What if, when Petunia Dursley found a little boy on her front doorstep, she took him in? Not into the cupboard under the stairs, not into a twisted childhood of tarnished worth and neglect–what if she took him in?
Petunia was jealous, selfish and vicious. We will not pretend she wasn’t. She looked at that boy on her doorstep and thought about her Dudders, barely a month older than this boy. She looked at his eyes and her stomach turned over and over. (Severus Snape saved Harry’s life for his eyes. Let’s have Petunia save it despite them).
Let’s tell a story where Petunia Dursley found a baby boy on her doorstep and hated his eyes–she hated them. She took him in and fed him and changed him and got him his shots, and she hated his eyes up until the day she looked at the boy and saw her nephew, not her sister’s shadow. When Harry was two and Vernon Dursley bought Dudley a toy car and Harry a fast food meal with a toy with parts he could choke on Petunia packed her things and got a divorce.
Harry grew up small and skinny, with knobbly knees and the unruly hair he got from his father. He got cornered behind the dumpsters and in the restrooms, got blood on the jumpers Petunia had found, half-price, at the hand-me-down store. He was still chosen last for sports. But Dudley got blood on his sweaters, too, the ones Petunia had found at the hand-me-down store, half price, because that was all a single mother working two secretary jobs could afford for her two boys, even with Vernon’s grudging child support.
They beat Harry for being small and they laughed at Dudley for being big, and slow, and dumb. Students jeered at him and teachers called Dudley out in class, smirked over his backwards letters.
Harry helped him with his homework, snapped out razored wit in classrooms when bullies decided to make Dudley the butt of anything; Harry cornered Dudley in their tiny cramped kitchen and called him smart, and clever, and ‘better ‘n all those jerks anyway’ on the days Dudley believed it least.
Dudley walked Harry to school and back, to his advanced classes and past the dumpsters, and grinned, big and slow and not dumb at all, at anyone who tried to mess with them.
But was that how Petunia got the news? Her husband complained about owls and staring cats all day long and in the morning Petunia found a little tyke on her doorsep.

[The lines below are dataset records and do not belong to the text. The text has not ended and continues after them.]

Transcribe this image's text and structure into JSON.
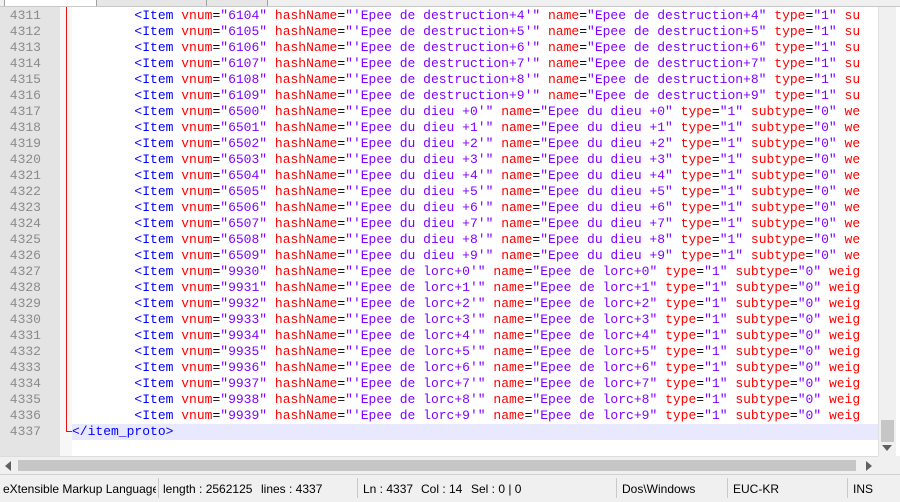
{
  "editor": {
    "current_line": 4337,
    "closing_tag": "</item_proto>",
    "rows": [
      {
        "num": "4311",
        "vnum": "6104",
        "hash": "'Epee de destruction+4'",
        "name": "Epee de destruction+4",
        "type": "1",
        "tail_attr": "su",
        "tail_val": ""
      },
      {
        "num": "4312",
        "vnum": "6105",
        "hash": "'Epee de destruction+5'",
        "name": "Epee de destruction+5",
        "type": "1",
        "tail_attr": "su",
        "tail_val": ""
      },
      {
        "num": "4313",
        "vnum": "6106",
        "hash": "'Epee de destruction+6'",
        "name": "Epee de destruction+6",
        "type": "1",
        "tail_attr": "su",
        "tail_val": ""
      },
      {
        "num": "4314",
        "vnum": "6107",
        "hash": "'Epee de destruction+7'",
        "name": "Epee de destruction+7",
        "type": "1",
        "tail_attr": "su",
        "tail_val": ""
      },
      {
        "num": "4315",
        "vnum": "6108",
        "hash": "'Epee de destruction+8'",
        "name": "Epee de destruction+8",
        "type": "1",
        "tail_attr": "su",
        "tail_val": ""
      },
      {
        "num": "4316",
        "vnum": "6109",
        "hash": "'Epee de destruction+9'",
        "name": "Epee de destruction+9",
        "type": "1",
        "tail_attr": "su",
        "tail_val": ""
      },
      {
        "num": "4317",
        "vnum": "6500",
        "hash": "'Epee du dieu +0'",
        "name": "Epee du dieu +0",
        "type": "1",
        "tail_attr": "subtype",
        "tail_val": "0",
        "end": "we"
      },
      {
        "num": "4318",
        "vnum": "6501",
        "hash": "'Epee du dieu +1'",
        "name": "Epee du dieu +1",
        "type": "1",
        "tail_attr": "subtype",
        "tail_val": "0",
        "end": "we"
      },
      {
        "num": "4319",
        "vnum": "6502",
        "hash": "'Epee du dieu +2'",
        "name": "Epee du dieu +2",
        "type": "1",
        "tail_attr": "subtype",
        "tail_val": "0",
        "end": "we"
      },
      {
        "num": "4320",
        "vnum": "6503",
        "hash": "'Epee du dieu +3'",
        "name": "Epee du dieu +3",
        "type": "1",
        "tail_attr": "subtype",
        "tail_val": "0",
        "end": "we"
      },
      {
        "num": "4321",
        "vnum": "6504",
        "hash": "'Epee du dieu +4'",
        "name": "Epee du dieu +4",
        "type": "1",
        "tail_attr": "subtype",
        "tail_val": "0",
        "end": "we"
      },
      {
        "num": "4322",
        "vnum": "6505",
        "hash": "'Epee du dieu +5'",
        "name": "Epee du dieu +5",
        "type": "1",
        "tail_attr": "subtype",
        "tail_val": "0",
        "end": "we"
      },
      {
        "num": "4323",
        "vnum": "6506",
        "hash": "'Epee du dieu +6'",
        "name": "Epee du dieu +6",
        "type": "1",
        "tail_attr": "subtype",
        "tail_val": "0",
        "end": "we"
      },
      {
        "num": "4324",
        "vnum": "6507",
        "hash": "'Epee du dieu +7'",
        "name": "Epee du dieu +7",
        "type": "1",
        "tail_attr": "subtype",
        "tail_val": "0",
        "end": "we"
      },
      {
        "num": "4325",
        "vnum": "6508",
        "hash": "'Epee du dieu +8'",
        "name": "Epee du dieu +8",
        "type": "1",
        "tail_attr": "subtype",
        "tail_val": "0",
        "end": "we"
      },
      {
        "num": "4326",
        "vnum": "6509",
        "hash": "'Epee du dieu +9'",
        "name": "Epee du dieu +9",
        "type": "1",
        "tail_attr": "subtype",
        "tail_val": "0",
        "end": "we"
      },
      {
        "num": "4327",
        "vnum": "9930",
        "hash": "'Epee de lorc+0'",
        "name": "Epee de lorc+0",
        "type": "1",
        "tail_attr": "subtype",
        "tail_val": "0",
        "end": "weig"
      },
      {
        "num": "4328",
        "vnum": "9931",
        "hash": "'Epee de lorc+1'",
        "name": "Epee de lorc+1",
        "type": "1",
        "tail_attr": "subtype",
        "tail_val": "0",
        "end": "weig"
      },
      {
        "num": "4329",
        "vnum": "9932",
        "hash": "'Epee de lorc+2'",
        "name": "Epee de lorc+2",
        "type": "1",
        "tail_attr": "subtype",
        "tail_val": "0",
        "end": "weig"
      },
      {
        "num": "4330",
        "vnum": "9933",
        "hash": "'Epee de lorc+3'",
        "name": "Epee de lorc+3",
        "type": "1",
        "tail_attr": "subtype",
        "tail_val": "0",
        "end": "weig"
      },
      {
        "num": "4331",
        "vnum": "9934",
        "hash": "'Epee de lorc+4'",
        "name": "Epee de lorc+4",
        "type": "1",
        "tail_attr": "subtype",
        "tail_val": "0",
        "end": "weig"
      },
      {
        "num": "4332",
        "vnum": "9935",
        "hash": "'Epee de lorc+5'",
        "name": "Epee de lorc+5",
        "type": "1",
        "tail_attr": "subtype",
        "tail_val": "0",
        "end": "weig"
      },
      {
        "num": "4333",
        "vnum": "9936",
        "hash": "'Epee de lorc+6'",
        "name": "Epee de lorc+6",
        "type": "1",
        "tail_attr": "subtype",
        "tail_val": "0",
        "end": "weig"
      },
      {
        "num": "4334",
        "vnum": "9937",
        "hash": "'Epee de lorc+7'",
        "name": "Epee de lorc+7",
        "type": "1",
        "tail_attr": "subtype",
        "tail_val": "0",
        "end": "weig"
      },
      {
        "num": "4335",
        "vnum": "9938",
        "hash": "'Epee de lorc+8'",
        "name": "Epee de lorc+8",
        "type": "1",
        "tail_attr": "subtype",
        "tail_val": "0",
        "end": "weig"
      },
      {
        "num": "4336",
        "vnum": "9939",
        "hash": "'Epee de lorc+9'",
        "name": "Epee de lorc+9",
        "type": "1",
        "tail_attr": "subtype",
        "tail_val": "0",
        "end": "weig"
      },
      {
        "num": "4337",
        "closing": true
      }
    ]
  },
  "statusbar": {
    "language": "eXtensible Markup Language fi",
    "length": "length : 2562125",
    "lines": "lines : 4337",
    "ln": "Ln : 4337",
    "col": "Col : 14",
    "sel": "Sel : 0 | 0",
    "eol": "Dos\\Windows",
    "encoding": "EUC-KR",
    "mode": "INS"
  },
  "colors": {
    "tag": "#0000ff",
    "attribute": "#ff0000",
    "value": "#8000ff",
    "current_line_bg": "#e8e8ff",
    "fold_marker": "#e81010"
  }
}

This was how the wizarding world chose to give the awful news to Lily Potter’s big sister: a letter, tucked in beside a baby boy with her sister’s eyes.

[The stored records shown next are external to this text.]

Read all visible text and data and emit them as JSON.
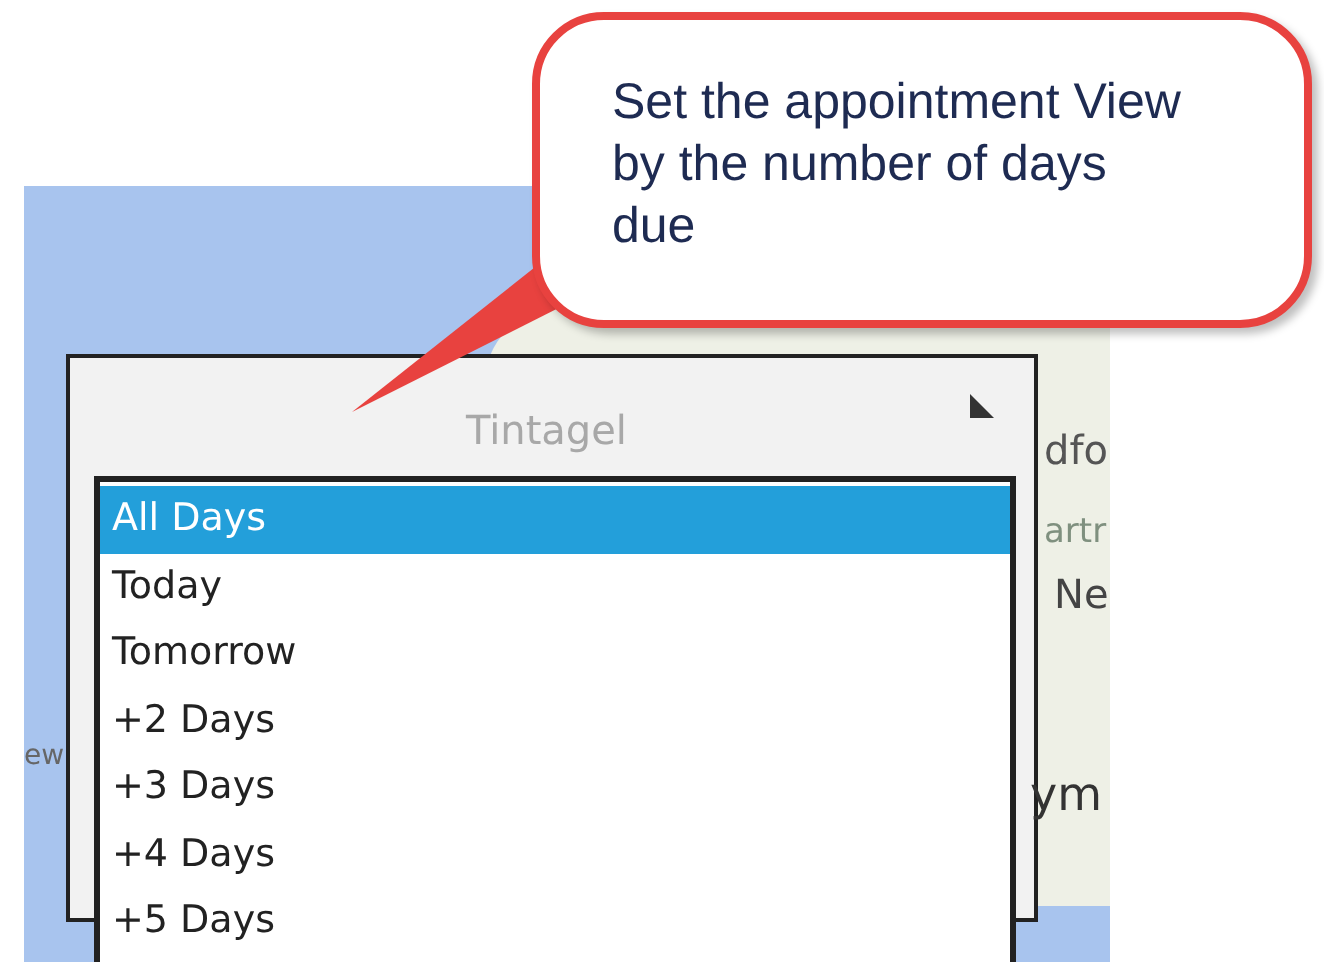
{
  "callout": {
    "text": "Set the appointment View by the number of days due"
  },
  "map": {
    "labels": [
      {
        "text": "Tintagel"
      },
      {
        "text": "dfo"
      },
      {
        "text": "artr"
      },
      {
        "text": "Ne"
      },
      {
        "text": "ew"
      },
      {
        "text": "ym"
      }
    ]
  },
  "day_list": {
    "items": [
      {
        "label": "All Days",
        "selected": true
      },
      {
        "label": "Today",
        "selected": false
      },
      {
        "label": "Tomorrow",
        "selected": false
      },
      {
        "label": "+2 Days",
        "selected": false
      },
      {
        "label": "+3 Days",
        "selected": false
      },
      {
        "label": "+4 Days",
        "selected": false
      },
      {
        "label": "+5 Days",
        "selected": false
      }
    ]
  }
}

There were no Potters left. Petunia was the one who had to arrange the funeral. She had them both buried in Godric’s Hollow. Lily had chosen her world and Petunia wouldn’t steal her from it, not even in death. The wizarding world had gotten her sister killed; they could stand in that cold little wizard town and mourn by the old stone.
(Petunia would curl up with a big mug of hot tea and a little bit of vodka, when her boys were safely asleep, and toast her sister’s vanished ghost. Her nephew called her ‘Tune’ not 'Tuney,’ and it only broke her heart some days.

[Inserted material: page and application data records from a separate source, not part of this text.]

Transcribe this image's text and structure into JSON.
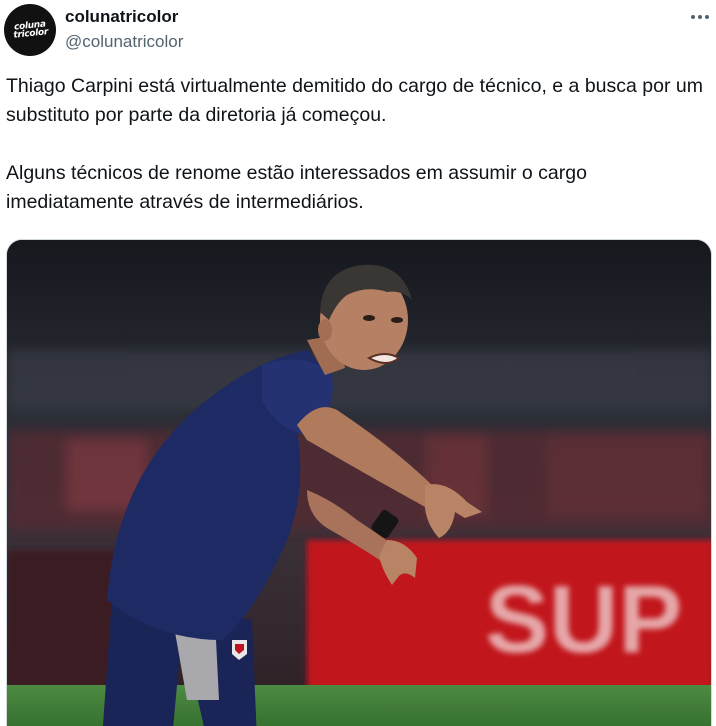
{
  "author": {
    "display_name": "colunatricolor",
    "handle": "@colunatricolor",
    "avatar_logo_text": "coluna tricolor"
  },
  "tweet": {
    "paragraphs": [
      "Thiago Carpini está virtualmente demitido do cargo de técnico, e a busca por um substituto por parte da diretoria já começou.",
      "Alguns técnicos de renome estão interessados em assumir o cargo imediatamente através de intermediários."
    ]
  },
  "media": {
    "description_icon": "photo",
    "background_sign_text": "SUP",
    "colors": {
      "shirt": "#1e2a63",
      "sign_red": "#c1121f",
      "pitch_green": "#3d7a35"
    }
  },
  "icons": {
    "more": "more-horizontal-icon"
  }
}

Before Harry was even three, she would look at his green eyes tracking a flight of geese or blinking mischieviously back at her and she would not think 'you have your mother’s eyes.’
A wise old man had left a little boy on her doorstep with her sister’s eyes. Petunia raised a young man who had eyes of his very own).
Petunia snapped and burnt the eggs at breakfast. She worked too hard and knew all the neighbors’ worst secrets. Her bedtime stories didn’t quite teach the morals growing boys ought to learn: be suspicious, be wary; someone is probably out to get you. You owe no one your kindness. Knowledge is power and let no one know you have it. If you get can get away with it, then the rule is probably meant for breaking.
Harry grew up loved. Petunia still ran when the letters came. This was her nephew, and this world, this letter, these eyes, had killed her sister. When Hagrid came and knocked down the door of some poor roadside motel, Petunia stood in front of both her boys, shaking. When Hagrid offered Harry a squashed birthday cake with big, kind, clumsy hands, he reminded Harry more than anything of his cousin.
His aunt was still shaking but Harry, eleven years and eight minutes old, decided that any world that had people like his big cousin in it couldn’t be all bad. “I want to go,” Harry told his aunt and he promised to come home.